A view of a busy Main Street looking North with Mill Street as the first intersection. Akron was central to the street car and interurban rail traffic of the day.
At a time before automobiles ruled the streets, most of Akron’s leading stores, theaters, and hotels were located along South Main Street. Trolley’s and horse carts added to the bustle of downtown.
An early view of Akron’s Main Street complete with streetcar, horse cart and vintage automobiles.
Not even the streetcars are operating on this quiet morning along East Market Street.
Lower and Higher Bridges over the Cuyahoga River. The Lower Bridge, at Gorge, was 100 feet long by 50 feet wide and made of wood with iron supports. The Higher Bridge was 375 feet long by 101 feet high. It was erected in 1904 at a cost of $70,000. Although primarily used for electric cars,…
Before the rubber giants moved away, Akron’s Main Street was one of the busiest in America. With an abundance of entertainment, shopping, and dining opportunities along with convenient mass transit, it was a natural meeting place.
Kenmore was founded in 1908, as a residential community between the industrial cities of Akron and Barberton. The village which was strategically built along the streetcar lines between the two cities and grew so fast that it earned the nicknamed “fastest–growing city in the world“. Kenmore was annexed by Akron in 1928. Pictured: I.O.O.F. Lodge 927
The lower bridge was built in 1895, while the upper double-track streetcar bridge was built in 1903. Both bridges spanned the Gorge between Akron and Cuyahoga Falls, located near the road that is now Front Street, north of Cuyahoga Falls Avenue.
“South Main Street is the main thoroughfare in Akron. Most of the leading stores, theaters, and hotels are located on this street. It is the dividing line for cross streets, all numbered running east and west start from here. State Routes Nos. 8, 18 and 36 pass through South Main Street.” – Federman’s, Shulans, Bear’s,…

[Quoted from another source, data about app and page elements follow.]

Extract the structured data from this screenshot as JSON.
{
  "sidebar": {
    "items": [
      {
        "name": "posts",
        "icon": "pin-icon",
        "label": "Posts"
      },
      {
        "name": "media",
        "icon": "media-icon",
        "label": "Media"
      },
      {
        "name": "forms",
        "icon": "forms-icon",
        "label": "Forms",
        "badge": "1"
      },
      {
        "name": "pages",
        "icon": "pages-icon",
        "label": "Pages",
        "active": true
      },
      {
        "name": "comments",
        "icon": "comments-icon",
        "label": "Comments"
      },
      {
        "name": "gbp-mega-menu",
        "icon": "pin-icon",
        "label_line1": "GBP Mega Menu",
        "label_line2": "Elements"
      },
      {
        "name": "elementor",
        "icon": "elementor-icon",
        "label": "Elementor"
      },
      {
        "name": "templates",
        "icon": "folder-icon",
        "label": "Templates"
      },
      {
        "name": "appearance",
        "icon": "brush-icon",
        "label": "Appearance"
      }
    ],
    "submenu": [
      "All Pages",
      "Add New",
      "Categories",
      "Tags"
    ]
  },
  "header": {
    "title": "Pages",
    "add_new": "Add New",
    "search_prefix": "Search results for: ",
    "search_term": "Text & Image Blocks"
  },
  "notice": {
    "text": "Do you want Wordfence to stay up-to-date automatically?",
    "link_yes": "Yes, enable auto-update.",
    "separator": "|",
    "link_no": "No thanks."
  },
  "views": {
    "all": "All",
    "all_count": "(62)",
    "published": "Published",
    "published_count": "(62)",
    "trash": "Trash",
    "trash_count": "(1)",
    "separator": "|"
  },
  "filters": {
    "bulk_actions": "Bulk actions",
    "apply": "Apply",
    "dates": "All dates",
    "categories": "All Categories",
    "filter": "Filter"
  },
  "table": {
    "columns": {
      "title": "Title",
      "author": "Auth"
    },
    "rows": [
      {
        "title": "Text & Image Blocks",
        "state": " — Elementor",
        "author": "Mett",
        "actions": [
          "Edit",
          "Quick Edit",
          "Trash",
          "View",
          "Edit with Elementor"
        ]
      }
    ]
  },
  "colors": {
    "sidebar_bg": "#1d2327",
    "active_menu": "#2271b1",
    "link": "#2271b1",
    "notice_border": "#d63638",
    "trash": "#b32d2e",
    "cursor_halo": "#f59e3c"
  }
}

Interurban cars are lined up outside the Hamilton Building on South Main Street. It’s another busy day in Akron.
The Marathon Rubber Co. of Cuyahoga Falls/Akron opened in 1912. They manufactured a variety of rubber products including tires, tubes, and belts. The plant pictured here was located on Front Street at the end of Sackett Avenue. Marathon Tire and Rubber Co. formed from the reorganization of the original Marathon Company with C.C. Osmun serving…
Quaker Oats mills looking down Akron’s busy Howard Street. The Flatiron building is seen here towering above the Interurban streetcars.
Very old view of the Empire House on Akron’s Market Street. The area is busy with activity as a trolley moves through the scene. By 1912, the Empire would be destroyed to make way for the new 250-room Portage Hotel.
A quiet afternoon on Akron’s South Main Street. As trolley #208 works it’s way through the streets.
The streetlights outside the J. Koch Company, the Grotto, Lewis Jewlery and the Buchtel are all aglow on this chilly night in Akron. Main Street is busy with Interurban cars and trolleys shuttling Akronites in and out of town.
Street scene along Mill Street in Akron, Ohio.
The Northern Ohio Traction & Light Co. powerhouse (also known as the Gorge Power Station) and trolley bridge, Cuyahoga Falls/Akron, Ohio.
A streetcar passes over the bridge in front of the N.O.T Co. power plant. on it’s way to Akron, Ohio.
A streetcar is seen crossing the Mill Street Viaduct over the main rail lines through town. At the right can be seen the Cleveland Akron & Columbus freight shed.
Mill Street looking west was a busy place. The five-story Hotel Buchtel was opened in 1884 on the southeast corner of Main and Mill Streets. It featured a hydraulic-powered elevator, electric lights in every room and bathrooms on every floor. – S.A. Freedlander Optician, Hotel Buchtel European Rooms
Looking down on Akron’s Main Street gives a picture of how vibrant and busy this city was in its heyday.
Spicer street bears the name of a true Akron pioneer. Miner Spicer, born in 1776, came to Portage Township (Akron) with his family in 1811. Along with his wife, Cynthia, and their children Avery, 11, Lucinda, 10, Cynthia, 8, Phoebe, 6, Temperance, 3, Emily, 2, and Lydia, 4 months,the Spicers became the Portage Township’s first white settlers.…